EXERCISE DETAILS:
The answer must be an exact copy of the entries that follow, with all images removed.

EXTRACTED DATA:
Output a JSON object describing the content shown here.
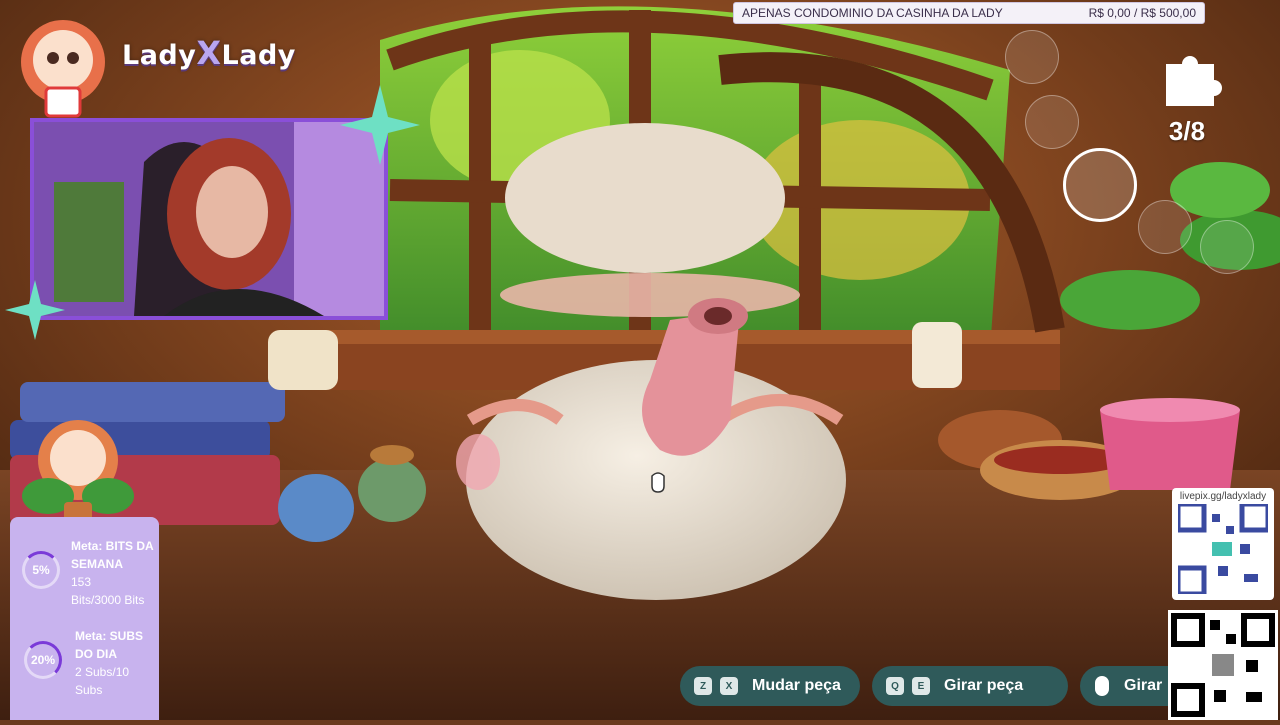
{
  "goal_bar": {
    "title": "APENAS CONDOMINIO DA CASINHA DA LADY",
    "amount": "R$ 0,00 / R$ 500,00"
  },
  "logo": {
    "left": "Lady",
    "mid": "X",
    "right": "Lady"
  },
  "puzzle": {
    "counter": "3/8",
    "icon": "puzzle-piece-icon"
  },
  "meta_panel": {
    "bits": {
      "percent": "5%",
      "label_line1": "Meta: BITS DA",
      "label_line2": "SEMANA",
      "value_line1": "153",
      "value_line2": "Bits/3000 Bits",
      "progress": 0.05
    },
    "subs": {
      "percent": "20%",
      "label_line1": "Meta: SUBS",
      "label_line2": "DO DIA",
      "value_line1": "2 Subs/10",
      "value_line2": "Subs",
      "progress": 0.2
    }
  },
  "controls": [
    {
      "keys": [
        "Z",
        "X"
      ],
      "label": "Mudar peça"
    },
    {
      "keys": [
        "Q",
        "E"
      ],
      "label": "Girar peça"
    },
    {
      "keys": [],
      "label": "Girar"
    }
  ],
  "qr": {
    "url_label": "livepix.gg/ladyxlady"
  },
  "colors": {
    "accent": "#8a4fd8",
    "control_bg": "#2f5a5a",
    "panel": "#c8b3ee"
  }
}
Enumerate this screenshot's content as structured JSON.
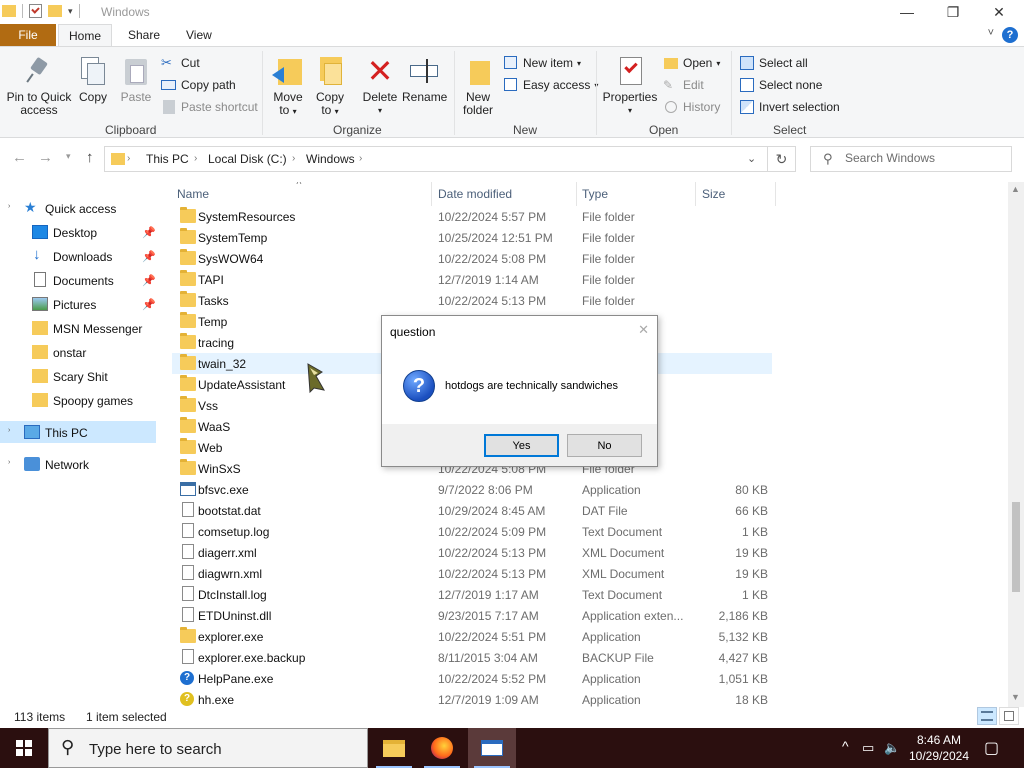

RESULT OF THE EXERCISE:
Output a JSON object describing the content shown here.
{
  "goal_bar": {
    "title": "APENAS CONDOMINIO DA CASINHA DA LADY",
    "amount": "R$ 0,00 / R$ 500,00"
  },
  "logo": {
    "left": "Lady",
    "mid": "X",
    "right": "Lady"
  },
  "puzzle": {
    "counter": "3/8",
    "icon": "puzzle-piece-icon"
  },
  "meta_panel": {
    "bits": {
      "percent": "5%",
      "label_line1": "Meta: BITS DA",
      "label_line2": "SEMANA",
      "value_line1": "153",
      "value_line2": "Bits/3000 Bits",
      "progress": 0.05
    },
    "subs": {
      "percent": "20%",
      "label_line1": "Meta: SUBS",
      "label_line2": "DO DIA",
      "value_line1": "2 Subs/10",
      "value_line2": "Subs",
      "progress": 0.2
    }
  },
  "controls": [
    {
      "keys": [
        "Z",
        "X"
      ],
      "label": "Mudar peça"
    },
    {
      "keys": [
        "Q",
        "E"
      ],
      "label": "Girar peça"
    },
    {
      "keys": [],
      "label": "Girar"
    }
  ],
  "qr": {
    "url_label": "livepix.gg/ladyxlady"
  },
  "colors": {
    "accent": "#8a4fd8",
    "control_bg": "#2f5a5a",
    "panel": "#c8b3ee"
  }
}
Enumerate this screenshot's content as structured JSON.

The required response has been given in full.